Lines that include "Reset" make up the answer; copy all of them from the data below.
─── INPUT DATA
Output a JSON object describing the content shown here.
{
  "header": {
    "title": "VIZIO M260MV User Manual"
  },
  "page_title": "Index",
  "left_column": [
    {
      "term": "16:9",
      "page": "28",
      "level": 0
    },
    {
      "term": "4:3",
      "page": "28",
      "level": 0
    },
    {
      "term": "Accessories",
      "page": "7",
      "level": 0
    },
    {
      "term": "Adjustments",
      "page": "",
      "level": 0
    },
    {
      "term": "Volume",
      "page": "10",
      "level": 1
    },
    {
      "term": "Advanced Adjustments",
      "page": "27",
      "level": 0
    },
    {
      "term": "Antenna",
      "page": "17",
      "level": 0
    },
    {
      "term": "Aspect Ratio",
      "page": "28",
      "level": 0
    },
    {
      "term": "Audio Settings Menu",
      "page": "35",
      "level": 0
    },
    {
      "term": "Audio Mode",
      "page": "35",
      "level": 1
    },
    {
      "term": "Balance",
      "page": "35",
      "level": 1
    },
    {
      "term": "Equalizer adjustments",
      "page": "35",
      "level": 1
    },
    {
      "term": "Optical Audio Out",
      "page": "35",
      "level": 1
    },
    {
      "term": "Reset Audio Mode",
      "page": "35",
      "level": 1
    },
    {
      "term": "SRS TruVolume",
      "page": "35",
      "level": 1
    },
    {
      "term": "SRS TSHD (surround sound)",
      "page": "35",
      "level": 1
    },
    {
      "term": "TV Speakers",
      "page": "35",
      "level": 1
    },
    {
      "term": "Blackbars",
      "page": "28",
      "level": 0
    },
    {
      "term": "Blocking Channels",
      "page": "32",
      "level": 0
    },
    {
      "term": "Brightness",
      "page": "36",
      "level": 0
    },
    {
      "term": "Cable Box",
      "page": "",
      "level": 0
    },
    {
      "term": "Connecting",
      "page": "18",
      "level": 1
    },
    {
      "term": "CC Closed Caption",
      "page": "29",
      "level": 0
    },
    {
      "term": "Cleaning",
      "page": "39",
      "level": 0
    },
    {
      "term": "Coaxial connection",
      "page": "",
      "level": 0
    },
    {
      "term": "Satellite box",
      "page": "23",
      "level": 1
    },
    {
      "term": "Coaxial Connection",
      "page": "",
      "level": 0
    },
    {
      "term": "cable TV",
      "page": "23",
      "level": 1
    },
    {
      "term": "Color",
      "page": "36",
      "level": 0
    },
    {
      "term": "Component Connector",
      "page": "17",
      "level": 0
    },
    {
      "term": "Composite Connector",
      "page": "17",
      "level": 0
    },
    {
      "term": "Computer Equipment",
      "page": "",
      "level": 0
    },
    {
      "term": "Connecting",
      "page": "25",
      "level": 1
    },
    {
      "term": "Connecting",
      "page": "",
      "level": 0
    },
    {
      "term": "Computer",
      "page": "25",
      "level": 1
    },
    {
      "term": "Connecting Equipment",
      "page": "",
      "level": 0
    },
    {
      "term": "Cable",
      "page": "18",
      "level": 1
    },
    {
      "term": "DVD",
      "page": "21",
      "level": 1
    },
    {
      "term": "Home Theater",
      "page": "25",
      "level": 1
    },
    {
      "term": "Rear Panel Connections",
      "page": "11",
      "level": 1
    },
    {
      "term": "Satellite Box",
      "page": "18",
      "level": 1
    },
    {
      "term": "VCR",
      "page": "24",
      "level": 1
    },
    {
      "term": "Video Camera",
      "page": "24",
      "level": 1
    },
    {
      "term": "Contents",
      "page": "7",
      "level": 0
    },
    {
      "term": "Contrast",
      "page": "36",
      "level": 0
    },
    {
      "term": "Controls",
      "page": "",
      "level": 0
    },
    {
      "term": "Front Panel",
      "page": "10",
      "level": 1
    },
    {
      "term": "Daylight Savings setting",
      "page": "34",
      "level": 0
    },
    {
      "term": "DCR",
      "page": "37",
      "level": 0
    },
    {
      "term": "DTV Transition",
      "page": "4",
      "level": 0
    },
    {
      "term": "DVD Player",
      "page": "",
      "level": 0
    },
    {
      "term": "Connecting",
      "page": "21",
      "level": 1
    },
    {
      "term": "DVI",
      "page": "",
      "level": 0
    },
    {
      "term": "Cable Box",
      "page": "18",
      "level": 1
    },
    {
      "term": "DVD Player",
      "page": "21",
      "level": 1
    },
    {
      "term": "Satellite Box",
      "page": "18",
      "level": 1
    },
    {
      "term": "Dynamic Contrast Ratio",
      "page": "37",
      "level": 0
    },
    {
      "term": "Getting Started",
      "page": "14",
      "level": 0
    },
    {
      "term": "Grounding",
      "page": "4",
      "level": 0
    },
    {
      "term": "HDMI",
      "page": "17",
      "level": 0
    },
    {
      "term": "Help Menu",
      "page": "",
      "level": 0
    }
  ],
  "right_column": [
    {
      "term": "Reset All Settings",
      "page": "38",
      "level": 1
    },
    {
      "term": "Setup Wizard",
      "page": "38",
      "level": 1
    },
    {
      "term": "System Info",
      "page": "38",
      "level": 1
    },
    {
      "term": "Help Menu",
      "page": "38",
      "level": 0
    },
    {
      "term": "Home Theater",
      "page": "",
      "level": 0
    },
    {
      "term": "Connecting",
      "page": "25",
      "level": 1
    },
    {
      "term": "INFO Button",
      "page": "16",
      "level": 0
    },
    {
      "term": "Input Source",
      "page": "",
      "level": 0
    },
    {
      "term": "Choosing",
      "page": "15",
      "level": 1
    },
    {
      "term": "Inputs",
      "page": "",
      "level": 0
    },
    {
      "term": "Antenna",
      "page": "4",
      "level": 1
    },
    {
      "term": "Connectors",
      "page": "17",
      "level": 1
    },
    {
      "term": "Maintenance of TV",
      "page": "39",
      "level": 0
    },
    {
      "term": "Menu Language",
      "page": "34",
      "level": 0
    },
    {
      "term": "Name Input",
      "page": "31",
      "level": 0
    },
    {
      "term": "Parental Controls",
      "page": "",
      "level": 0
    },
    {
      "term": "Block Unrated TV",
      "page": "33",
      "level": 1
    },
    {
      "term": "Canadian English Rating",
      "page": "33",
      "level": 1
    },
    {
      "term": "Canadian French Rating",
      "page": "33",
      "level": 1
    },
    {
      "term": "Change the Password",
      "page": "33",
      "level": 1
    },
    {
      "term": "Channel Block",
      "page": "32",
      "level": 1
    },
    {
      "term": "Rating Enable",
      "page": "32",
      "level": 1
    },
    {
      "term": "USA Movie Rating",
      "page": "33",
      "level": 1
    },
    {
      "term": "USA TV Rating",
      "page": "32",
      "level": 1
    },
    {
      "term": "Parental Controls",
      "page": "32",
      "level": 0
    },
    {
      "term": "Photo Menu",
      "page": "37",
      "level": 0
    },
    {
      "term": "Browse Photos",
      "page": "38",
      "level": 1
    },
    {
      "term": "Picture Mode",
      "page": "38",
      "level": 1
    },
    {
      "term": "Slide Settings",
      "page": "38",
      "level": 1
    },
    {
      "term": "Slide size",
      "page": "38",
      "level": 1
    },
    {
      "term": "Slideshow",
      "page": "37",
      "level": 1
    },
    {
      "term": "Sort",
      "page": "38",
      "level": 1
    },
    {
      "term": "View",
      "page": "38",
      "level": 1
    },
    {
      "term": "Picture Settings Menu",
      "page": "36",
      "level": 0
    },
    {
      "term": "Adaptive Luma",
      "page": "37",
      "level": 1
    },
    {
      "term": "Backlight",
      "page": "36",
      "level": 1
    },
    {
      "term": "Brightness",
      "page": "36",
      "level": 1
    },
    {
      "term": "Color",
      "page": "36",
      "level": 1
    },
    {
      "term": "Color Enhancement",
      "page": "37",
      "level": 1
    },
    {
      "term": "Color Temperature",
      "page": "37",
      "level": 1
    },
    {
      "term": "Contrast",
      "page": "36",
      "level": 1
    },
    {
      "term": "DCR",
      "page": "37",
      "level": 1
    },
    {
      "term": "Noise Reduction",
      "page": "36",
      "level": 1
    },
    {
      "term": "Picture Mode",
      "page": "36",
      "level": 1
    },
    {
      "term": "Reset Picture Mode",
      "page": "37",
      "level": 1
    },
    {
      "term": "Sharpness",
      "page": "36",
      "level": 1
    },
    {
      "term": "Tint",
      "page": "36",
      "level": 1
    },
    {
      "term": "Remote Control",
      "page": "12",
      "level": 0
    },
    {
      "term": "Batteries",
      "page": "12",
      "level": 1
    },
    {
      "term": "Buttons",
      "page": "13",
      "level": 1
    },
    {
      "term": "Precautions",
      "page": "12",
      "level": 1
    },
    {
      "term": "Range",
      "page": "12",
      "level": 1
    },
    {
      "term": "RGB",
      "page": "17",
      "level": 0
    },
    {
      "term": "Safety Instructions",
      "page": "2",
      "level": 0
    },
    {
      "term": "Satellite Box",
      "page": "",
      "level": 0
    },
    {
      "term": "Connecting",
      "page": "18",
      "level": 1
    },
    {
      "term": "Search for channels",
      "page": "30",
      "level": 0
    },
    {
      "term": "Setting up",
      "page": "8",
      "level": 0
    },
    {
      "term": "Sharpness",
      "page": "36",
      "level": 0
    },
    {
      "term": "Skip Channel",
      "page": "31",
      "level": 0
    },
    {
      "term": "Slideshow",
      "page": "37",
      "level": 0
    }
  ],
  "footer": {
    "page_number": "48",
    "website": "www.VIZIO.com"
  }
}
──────
» WRITTEN RESPONSE:
      "term": "Reset Audio Mode",
      "term": "Reset All Settings",
      "term": "Reset Picture Mode",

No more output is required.